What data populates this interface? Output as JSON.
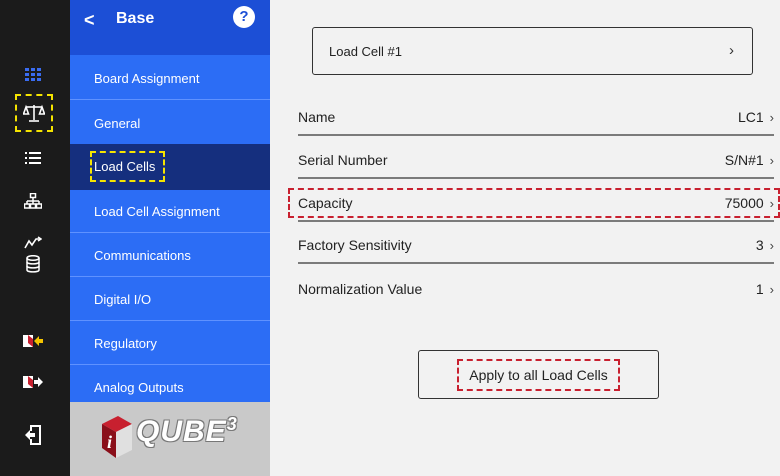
{
  "rail": {
    "icons": [
      "grid-icon",
      "scale-icon",
      "list-icon",
      "network-icon",
      "signal-icon",
      "database-icon",
      "import-icon",
      "export-icon",
      "logout-icon"
    ]
  },
  "menu": {
    "back": "<",
    "title": "Base",
    "help": "?",
    "items": [
      {
        "label": "Board Assignment"
      },
      {
        "label": "General"
      },
      {
        "label": "Load Cells"
      },
      {
        "label": "Load Cell Assignment"
      },
      {
        "label": "Communications"
      },
      {
        "label": "Digital I/O"
      },
      {
        "label": "Regulatory"
      },
      {
        "label": "Analog Outputs"
      }
    ],
    "logo": "QUBE",
    "logo_sup": "3"
  },
  "content": {
    "selector_label": "Load Cell #1",
    "properties": [
      {
        "name": "Name",
        "value": "LC1"
      },
      {
        "name": "Serial Number",
        "value": "S/N#1"
      },
      {
        "name": "Capacity",
        "value": "75000"
      },
      {
        "name": "Factory Sensitivity",
        "value": "3"
      },
      {
        "name": "Normalization Value",
        "value": "1"
      }
    ],
    "apply_label": "Apply to all Load Cells"
  },
  "colors": {
    "rail_bg": "#1b1b1b",
    "menu_bg": "#2c6df5",
    "menu_active": "#152f7e",
    "highlight_yellow": "#f5e400",
    "highlight_red": "#c8202f"
  }
}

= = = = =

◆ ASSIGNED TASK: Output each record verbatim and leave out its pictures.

◆ PROBLEM SOLUTION:
What data populates this interface? Output as JSON.
{
  "rail": {
    "icons": [
      "grid-icon",
      "scale-icon",
      "list-icon",
      "network-icon",
      "signal-icon",
      "database-icon",
      "import-icon",
      "export-icon",
      "logout-icon"
    ]
  },
  "menu": {
    "back": "<",
    "title": "Base",
    "help": "?",
    "items": [
      {
        "label": "Board Assignment"
      },
      {
        "label": "General"
      },
      {
        "label": "Load Cells"
      },
      {
        "label": "Load Cell Assignment"
      },
      {
        "label": "Communications"
      },
      {
        "label": "Digital I/O"
      },
      {
        "label": "Regulatory"
      },
      {
        "label": "Analog Outputs"
      }
    ],
    "logo": "QUBE",
    "logo_sup": "3"
  },
  "content": {
    "selector_label": "Load Cell #1",
    "properties": [
      {
        "name": "Name",
        "value": "LC1"
      },
      {
        "name": "Serial Number",
        "value": "S/N#1"
      },
      {
        "name": "Capacity",
        "value": "75000"
      },
      {
        "name": "Factory Sensitivity",
        "value": "3"
      },
      {
        "name": "Normalization Value",
        "value": "1"
      }
    ],
    "apply_label": "Apply to all Load Cells"
  },
  "colors": {
    "rail_bg": "#1b1b1b",
    "menu_bg": "#2c6df5",
    "menu_active": "#152f7e",
    "highlight_yellow": "#f5e400",
    "highlight_red": "#c8202f"
  }
}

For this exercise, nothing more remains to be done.